Next week, my son will be 1 year old. The time has flown by so quickly. Certainly, there were times when I just wanted it all to end and I wanted my little one to suddenly metamorphosis into a full grown person. But, as I see him grow, I realize that he is no longer a baby, but an actual mini-human. He has likes and dislikes; a little embryonic personality has already formed.
I like to think I will help grow his personality into what it will become in the future. But, as I have stated before, I also have a deep seeded fear; fears that he will not grow up happy and well adjusted no matter what effort I put into his development.
I can read all the books and studies I want, but no amount of science and understanding will suddenly transform me into a good parent. No amount of book knowledge will teach me how to overcome my own stumbling blocks. I know in my mind that yelling at my child at this point does nothing, yet, I still will shout at him when I see him doing something that makes me afraid. It is my first reaction. And while I am trying to teach myself not to do that, when the little fingers of fear grab me, it is hard to do otherwise. I am getting better, but my logical mind and my emotional mind do not always agree. I am not yelling at him because I am angry at him, but rather because I am angry at myself for letting him get into a situation that could potentially be dangerous to him.
Children learn by examples. I do not want him to grow up seeing me yell when I am afraid for him. I do not want him to see an angry parent, but rather the caring one. I want my son to see that he has a loving family with two parents who care for him and each other. Something people often forget is that children learn what love and affection is, not by what you show them, but by what you show all the people around you.

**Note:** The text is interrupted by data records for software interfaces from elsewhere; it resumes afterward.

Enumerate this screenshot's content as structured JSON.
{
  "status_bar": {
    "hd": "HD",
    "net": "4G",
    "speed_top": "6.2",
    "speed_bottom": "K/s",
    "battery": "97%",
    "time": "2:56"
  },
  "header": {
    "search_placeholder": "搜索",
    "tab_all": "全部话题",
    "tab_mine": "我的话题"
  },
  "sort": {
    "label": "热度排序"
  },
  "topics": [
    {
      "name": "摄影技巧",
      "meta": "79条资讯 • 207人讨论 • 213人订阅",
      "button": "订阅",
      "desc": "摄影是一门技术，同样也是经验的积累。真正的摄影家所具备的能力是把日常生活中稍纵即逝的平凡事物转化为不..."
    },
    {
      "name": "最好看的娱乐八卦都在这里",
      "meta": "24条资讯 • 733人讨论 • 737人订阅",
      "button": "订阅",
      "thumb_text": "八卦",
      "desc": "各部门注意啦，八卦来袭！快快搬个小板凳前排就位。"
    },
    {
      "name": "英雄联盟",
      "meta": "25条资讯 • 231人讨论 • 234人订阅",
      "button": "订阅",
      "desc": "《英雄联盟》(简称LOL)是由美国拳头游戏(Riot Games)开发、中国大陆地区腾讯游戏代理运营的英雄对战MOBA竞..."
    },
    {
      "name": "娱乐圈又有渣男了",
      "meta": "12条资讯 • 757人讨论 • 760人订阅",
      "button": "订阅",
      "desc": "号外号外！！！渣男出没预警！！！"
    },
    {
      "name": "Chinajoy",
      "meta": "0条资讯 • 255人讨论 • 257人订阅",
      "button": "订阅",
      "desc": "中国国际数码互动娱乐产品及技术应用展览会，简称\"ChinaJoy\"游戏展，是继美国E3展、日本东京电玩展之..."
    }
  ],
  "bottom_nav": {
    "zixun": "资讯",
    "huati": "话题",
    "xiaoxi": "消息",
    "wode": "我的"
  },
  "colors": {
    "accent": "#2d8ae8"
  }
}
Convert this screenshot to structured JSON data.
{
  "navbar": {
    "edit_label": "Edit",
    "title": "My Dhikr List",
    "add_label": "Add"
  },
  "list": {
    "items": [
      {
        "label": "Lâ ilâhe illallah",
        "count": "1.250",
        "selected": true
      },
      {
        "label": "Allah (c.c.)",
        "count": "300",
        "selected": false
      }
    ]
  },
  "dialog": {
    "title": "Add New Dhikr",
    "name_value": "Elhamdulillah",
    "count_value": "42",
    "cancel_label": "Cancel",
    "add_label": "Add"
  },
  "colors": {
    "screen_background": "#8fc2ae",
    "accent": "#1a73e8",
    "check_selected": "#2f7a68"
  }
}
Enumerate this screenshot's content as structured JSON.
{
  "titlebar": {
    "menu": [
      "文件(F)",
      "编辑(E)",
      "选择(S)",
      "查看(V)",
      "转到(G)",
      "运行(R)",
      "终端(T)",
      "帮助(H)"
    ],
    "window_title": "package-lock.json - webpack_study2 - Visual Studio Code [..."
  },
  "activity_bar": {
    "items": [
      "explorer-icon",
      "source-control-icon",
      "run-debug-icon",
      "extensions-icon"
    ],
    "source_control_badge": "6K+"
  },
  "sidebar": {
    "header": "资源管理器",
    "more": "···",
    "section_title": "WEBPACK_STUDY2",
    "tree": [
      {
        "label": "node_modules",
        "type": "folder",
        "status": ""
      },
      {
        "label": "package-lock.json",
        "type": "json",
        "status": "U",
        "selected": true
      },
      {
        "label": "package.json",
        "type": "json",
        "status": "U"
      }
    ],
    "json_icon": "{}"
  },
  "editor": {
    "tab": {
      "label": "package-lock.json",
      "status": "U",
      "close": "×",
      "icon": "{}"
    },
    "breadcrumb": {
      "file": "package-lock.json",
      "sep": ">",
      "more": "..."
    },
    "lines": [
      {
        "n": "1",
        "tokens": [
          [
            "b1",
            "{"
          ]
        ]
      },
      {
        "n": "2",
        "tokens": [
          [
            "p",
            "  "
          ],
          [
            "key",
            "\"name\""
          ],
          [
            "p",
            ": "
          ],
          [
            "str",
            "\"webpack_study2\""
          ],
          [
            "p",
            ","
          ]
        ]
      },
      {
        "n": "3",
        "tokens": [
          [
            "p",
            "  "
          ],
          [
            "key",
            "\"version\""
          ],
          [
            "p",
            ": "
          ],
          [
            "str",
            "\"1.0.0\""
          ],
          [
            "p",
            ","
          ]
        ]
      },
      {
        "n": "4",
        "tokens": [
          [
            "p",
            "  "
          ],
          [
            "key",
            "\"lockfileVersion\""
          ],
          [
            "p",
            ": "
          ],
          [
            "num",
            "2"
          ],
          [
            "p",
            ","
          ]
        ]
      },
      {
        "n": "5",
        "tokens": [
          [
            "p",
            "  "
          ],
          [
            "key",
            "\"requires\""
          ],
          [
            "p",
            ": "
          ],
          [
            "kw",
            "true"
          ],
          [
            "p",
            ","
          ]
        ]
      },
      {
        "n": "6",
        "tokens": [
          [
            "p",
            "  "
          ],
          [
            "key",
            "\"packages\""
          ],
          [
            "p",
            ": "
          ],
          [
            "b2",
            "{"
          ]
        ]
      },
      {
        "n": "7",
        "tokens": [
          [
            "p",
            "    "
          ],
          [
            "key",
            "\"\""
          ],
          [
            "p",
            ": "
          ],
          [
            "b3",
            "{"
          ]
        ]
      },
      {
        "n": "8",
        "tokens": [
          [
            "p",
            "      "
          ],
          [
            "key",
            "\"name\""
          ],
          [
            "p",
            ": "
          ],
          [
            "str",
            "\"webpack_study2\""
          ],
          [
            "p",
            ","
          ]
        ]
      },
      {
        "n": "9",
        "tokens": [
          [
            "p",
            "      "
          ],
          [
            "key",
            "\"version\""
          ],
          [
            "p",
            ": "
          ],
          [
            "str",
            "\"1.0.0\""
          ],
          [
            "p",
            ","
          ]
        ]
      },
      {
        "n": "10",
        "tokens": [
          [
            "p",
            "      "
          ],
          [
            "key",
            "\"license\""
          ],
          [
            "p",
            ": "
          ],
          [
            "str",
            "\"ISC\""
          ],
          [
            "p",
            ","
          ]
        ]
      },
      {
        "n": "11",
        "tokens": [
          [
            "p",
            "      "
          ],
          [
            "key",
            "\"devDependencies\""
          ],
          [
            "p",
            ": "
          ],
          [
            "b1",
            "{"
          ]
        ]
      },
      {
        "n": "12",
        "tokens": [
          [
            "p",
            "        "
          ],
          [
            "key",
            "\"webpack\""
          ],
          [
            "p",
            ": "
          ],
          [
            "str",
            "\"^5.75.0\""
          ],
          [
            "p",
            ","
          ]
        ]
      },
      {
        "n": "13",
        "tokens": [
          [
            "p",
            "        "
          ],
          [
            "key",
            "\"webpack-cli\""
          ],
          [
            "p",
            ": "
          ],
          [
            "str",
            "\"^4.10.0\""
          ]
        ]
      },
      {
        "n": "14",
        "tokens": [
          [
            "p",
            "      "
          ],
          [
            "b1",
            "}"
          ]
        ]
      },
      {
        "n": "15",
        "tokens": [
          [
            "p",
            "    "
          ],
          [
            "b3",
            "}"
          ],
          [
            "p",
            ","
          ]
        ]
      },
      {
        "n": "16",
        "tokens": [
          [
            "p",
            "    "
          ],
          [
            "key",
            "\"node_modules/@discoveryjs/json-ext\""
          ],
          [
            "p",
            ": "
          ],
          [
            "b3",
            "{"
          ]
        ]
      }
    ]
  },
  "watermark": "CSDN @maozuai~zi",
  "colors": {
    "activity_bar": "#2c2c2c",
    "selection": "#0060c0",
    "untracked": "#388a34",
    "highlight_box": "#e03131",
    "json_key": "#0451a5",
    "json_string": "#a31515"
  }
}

When he is older, I know I will be able to explain to him why I yell or get angry or why I am afraid, but at this point, he can’t understand that. (Though I often find myself explaining anyway.)
I try not to do anything that will shut down his creativity or exploration of the world. I know that him banging on things and making noise is just experimentation. I am fine with the noise and the mess. But, my motherly instinct is to swoop in and protect him. I see him with bruises from his walking misadventures and tumbles and I worry about whether or not I am a good parent. Is there something more I could have done to prevent the bumps and bruises? Is there something I could do better? I try not to coddle when he falls and cries. And for the most part, I don’t. I have gotten pretty good at distinguishing the scared cry from the actual hurt cry. But it is still scary. Really scary.
So, even a year into being a mother, I still find myself afraid. I still find myself questioning just as much as I did before I was a mother. I still find myself feeling the fearful jitters and moments of panic.
And I think, this is natural. And it is OK.